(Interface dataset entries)

= Beginning of Section =

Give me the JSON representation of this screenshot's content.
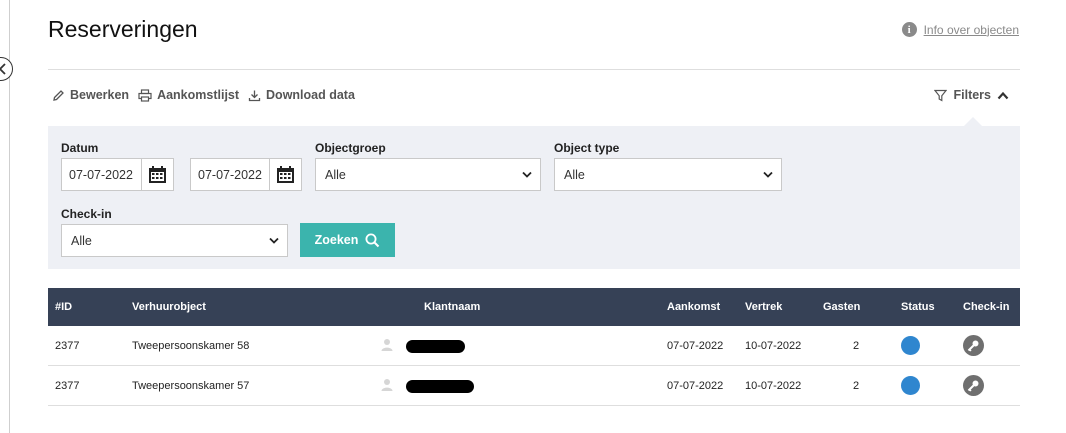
{
  "page": {
    "title": "Reserveringen",
    "info_link": "Info over objecten"
  },
  "toolbar": {
    "edit": "Bewerken",
    "arrivals": "Aankomstlijst",
    "download": "Download data",
    "filters": "Filters"
  },
  "filters": {
    "date_label": "Datum",
    "date_from": "07-07-2022",
    "date_to": "07-07-2022",
    "objectgroup_label": "Objectgroep",
    "objectgroup_value": "Alle",
    "objecttype_label": "Object type",
    "objecttype_value": "Alle",
    "checkin_label": "Check-in",
    "checkin_value": "Alle",
    "search_button": "Zoeken"
  },
  "table": {
    "headers": {
      "id": "#ID",
      "object": "Verhuurobject",
      "customer": "Klantnaam",
      "arrival": "Aankomst",
      "departure": "Vertrek",
      "guests": "Gasten",
      "status": "Status",
      "checkin": "Check-in"
    },
    "rows": [
      {
        "id": "2377",
        "object": "Tweepersoonskamer 58",
        "arrival": "07-07-2022",
        "departure": "10-07-2022",
        "guests": "2"
      },
      {
        "id": "2377",
        "object": "Tweepersoonskamer 57",
        "arrival": "07-07-2022",
        "departure": "10-07-2022",
        "guests": "2"
      }
    ]
  },
  "colors": {
    "header_bg": "#364156",
    "accent": "#3bb4ad",
    "status_blue": "#2f86cf",
    "panel_bg": "#eef0f5"
  },
  "icons": [
    "collapse-left-icon",
    "info-icon",
    "pencil-icon",
    "printer-icon",
    "download-icon",
    "filter-icon",
    "chevron-up-icon",
    "calendar-icon",
    "chevron-down-icon",
    "search-icon",
    "person-icon",
    "key-icon"
  ]
}
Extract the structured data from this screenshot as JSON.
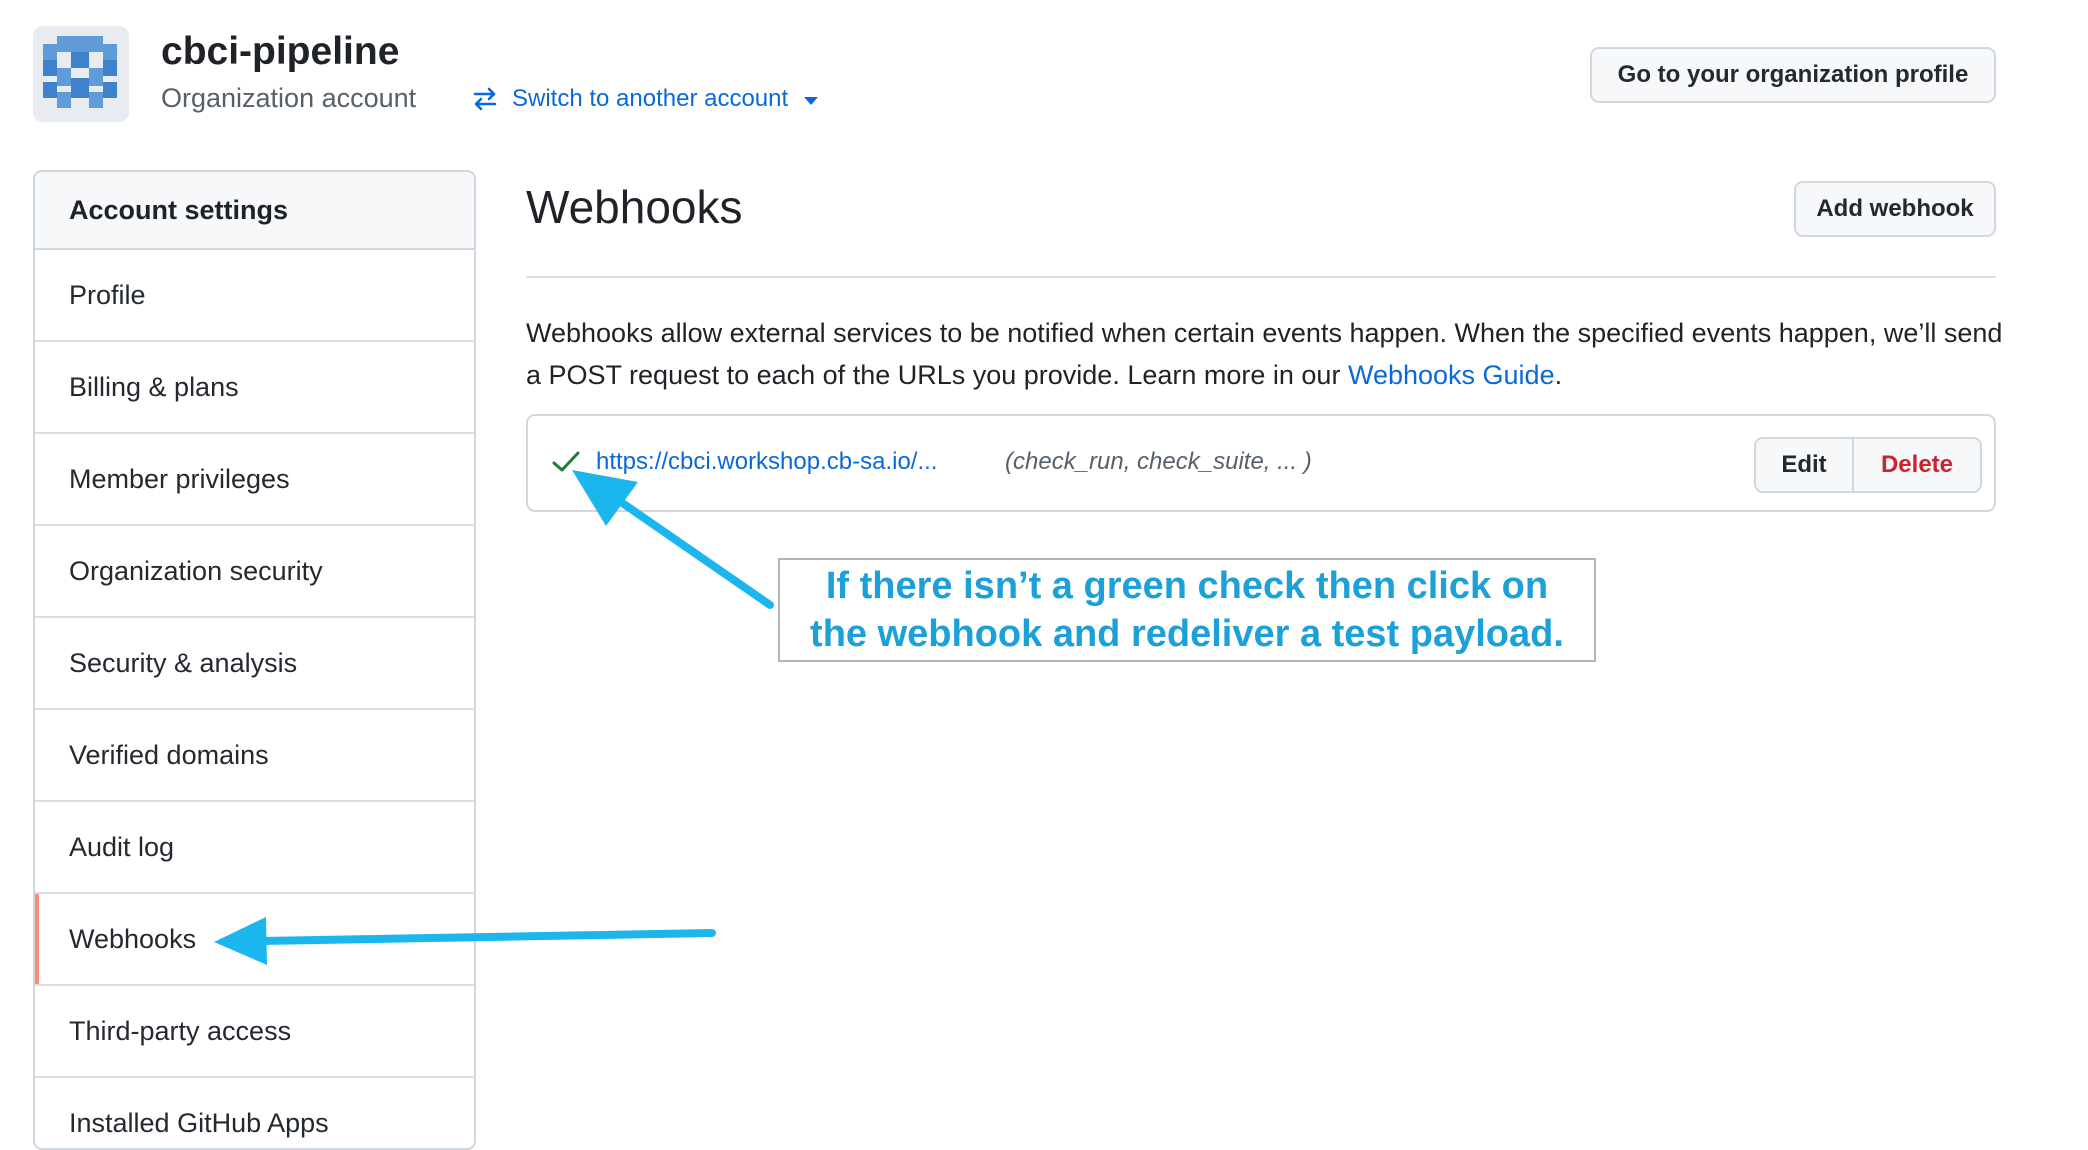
{
  "header": {
    "org_name": "cbci-pipeline",
    "org_type": "Organization account",
    "switch_account_label": "Switch to another account",
    "org_profile_button": "Go to your organization profile"
  },
  "sidebar": {
    "title": "Account settings",
    "active_item": "Webhooks",
    "items": [
      {
        "label": "Profile"
      },
      {
        "label": "Billing & plans"
      },
      {
        "label": "Member privileges"
      },
      {
        "label": "Organization security"
      },
      {
        "label": "Security & analysis"
      },
      {
        "label": "Verified domains"
      },
      {
        "label": "Audit log"
      },
      {
        "label": "Webhooks"
      },
      {
        "label": "Third-party access"
      },
      {
        "label": "Installed GitHub Apps"
      }
    ]
  },
  "main": {
    "title": "Webhooks",
    "add_button": "Add webhook",
    "description": "Webhooks allow external services to be notified when certain events happen. When the specified events happen, we’ll send a POST request to each of the URLs you provide. Learn more in our ",
    "guide_link": "Webhooks Guide",
    "description_end": ".",
    "webhook": {
      "url": "https://cbci.workshop.cb-sa.io/...",
      "events": "(check_run, check_suite, ... )",
      "status_icon": "check-icon",
      "edit_label": "Edit",
      "delete_label": "Delete"
    }
  },
  "annotation": {
    "line1": "If there isn’t a green check then click on",
    "line2": "the webhook and redeliver a test payload."
  },
  "colors": {
    "link": "#0969da",
    "success": "#1a7f37",
    "danger": "#cf222e",
    "active_marker": "#fd8c73",
    "annotation": "#1ca0d8"
  }
}
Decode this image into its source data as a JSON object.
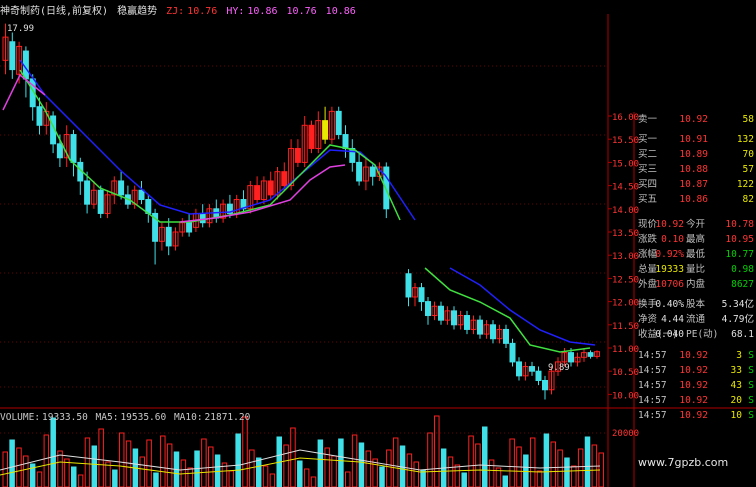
{
  "title_bar": {
    "stock": "神奇制药(日线,前复权)",
    "indicator": "稳赢趋势",
    "zj_label": "ZJ:",
    "zj_value": "10.76",
    "hy_label": "HY:",
    "hy_value": "10.86",
    "v3": "10.76",
    "v4": "10.86"
  },
  "price_axis": [
    "16.00",
    "15.50",
    "15.00",
    "14.50",
    "14.00",
    "13.50",
    "13.00",
    "12.50",
    "12.00",
    "11.50",
    "11.00",
    "10.50",
    "10.00"
  ],
  "markers": {
    "high_label": "17.99",
    "low_label": "9.89"
  },
  "volume_bar": {
    "label": "VOLUME:",
    "volume": "19333.50",
    "ma5_label": "MA5:",
    "ma5": "19535.60",
    "ma10_label": "MA10:",
    "ma10": "21871.20"
  },
  "volume_axis": "20000",
  "order_book": [
    {
      "label": "卖一",
      "price": "10.92",
      "qty": "58"
    },
    {
      "label": "买一",
      "price": "10.91",
      "qty": "132"
    },
    {
      "label": "买二",
      "price": "10.89",
      "qty": "70"
    },
    {
      "label": "买三",
      "price": "10.88",
      "qty": "57"
    },
    {
      "label": "买四",
      "price": "10.87",
      "qty": "122"
    },
    {
      "label": "买五",
      "price": "10.86",
      "qty": "82"
    }
  ],
  "stats": [
    {
      "l1": "现价",
      "v1": "10.92",
      "l2": "今开",
      "v2": "10.78"
    },
    {
      "l1": "涨跌",
      "v1": "0.10",
      "l2": "最高",
      "v2": "10.95"
    },
    {
      "l1": "涨幅",
      "v1": "0.92%",
      "l2": "最低",
      "v2": "10.77"
    },
    {
      "l1": "总量",
      "v1": "19333",
      "l2": "量比",
      "v2": "0.98"
    },
    {
      "l1": "外盘",
      "v1": "10706",
      "l2": "内盘",
      "v2": "8627"
    },
    {
      "l1": "换手",
      "v1": "0.40%",
      "l2": "股本",
      "v2": "5.34亿"
    },
    {
      "l1": "净资",
      "v1": "4.44",
      "l2": "流通",
      "v2": "4.79亿"
    },
    {
      "l1": "收益(一)",
      "v1": "0.040",
      "l2": "PE(动)",
      "v2": "68.1"
    }
  ],
  "ticks": [
    {
      "time": "14:57",
      "price": "10.92",
      "vol": "3",
      "side": "S"
    },
    {
      "time": "14:57",
      "price": "10.92",
      "vol": "33",
      "side": "S"
    },
    {
      "time": "14:57",
      "price": "10.92",
      "vol": "43",
      "side": "S"
    },
    {
      "time": "14:57",
      "price": "10.92",
      "vol": "20",
      "side": "S"
    },
    {
      "time": "14:57",
      "price": "10.92",
      "vol": "10",
      "side": "S"
    }
  ],
  "watermark": "www.7gpzb.com",
  "colors": {
    "up": "#ff2020",
    "down": "#40e0e8",
    "ma_blue": "#2020ff",
    "ma_green": "#40e040",
    "ma_magenta": "#e040e0",
    "yellow": "#e8e800"
  }
}
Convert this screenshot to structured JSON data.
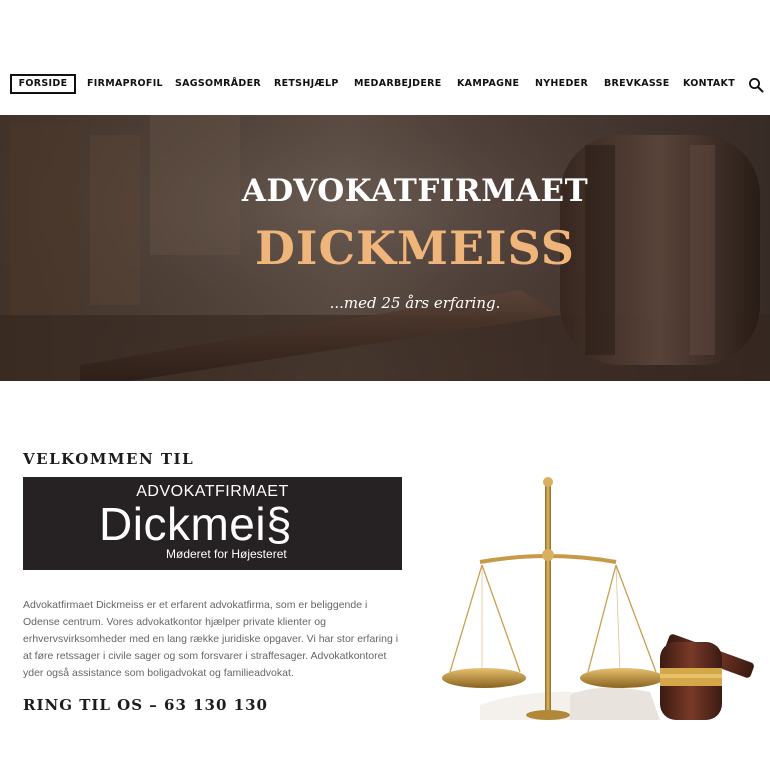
{
  "nav": {
    "items": [
      {
        "label": "FORSIDE",
        "active": true
      },
      {
        "label": "FIRMAPROFIL",
        "active": false
      },
      {
        "label": "SAGSOMRÅDER",
        "active": false
      },
      {
        "label": "RETSHJÆLP",
        "active": false
      },
      {
        "label": "MEDARBEJDERE",
        "active": false
      },
      {
        "label": "KAMPAGNE",
        "active": false
      },
      {
        "label": "NYHEDER",
        "active": false
      },
      {
        "label": "BREVKASSE",
        "active": false
      },
      {
        "label": "KONTAKT",
        "active": false
      }
    ],
    "search_icon": "search-icon"
  },
  "hero": {
    "title": "ADVOKATFIRMAET",
    "name": "DICKMEISS",
    "subtitle": "...med 25 års erfaring.",
    "image": "gavel-photo"
  },
  "intro": {
    "heading": "VELKOMMEN TIL",
    "logo": {
      "top": "ADVOKATFIRMAET",
      "main": "Dickmei§",
      "tagline": "Møderet for Højesteret"
    },
    "body": "Advokatfirmaet Dickmeiss er et erfarent advokatfirma, som er beliggende i Odense centrum. Vores advokatkontor hjælper private klienter og erhvervsvirksomheder med en lang række juridiske opgaver. Vi har stor erfaring i at føre retssager i civile sager og som forsvarer i straffesager. Advokatkontoret yder også assistance som boligadvokat og familieadvokat.",
    "call": "RING TIL OS – 63 130 130",
    "image": "scales-of-justice-photo"
  },
  "colors": {
    "accent": "#f0b57a",
    "logo_bg": "#262122",
    "text": "#1c1c1c"
  }
}
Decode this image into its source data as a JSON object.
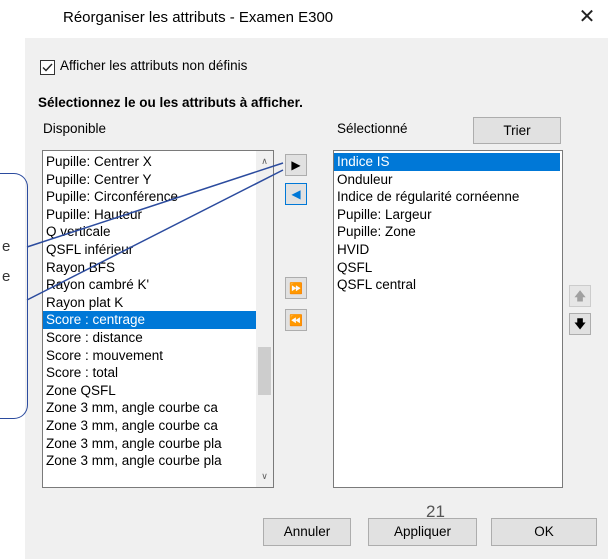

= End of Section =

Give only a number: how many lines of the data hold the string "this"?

Answer space → 5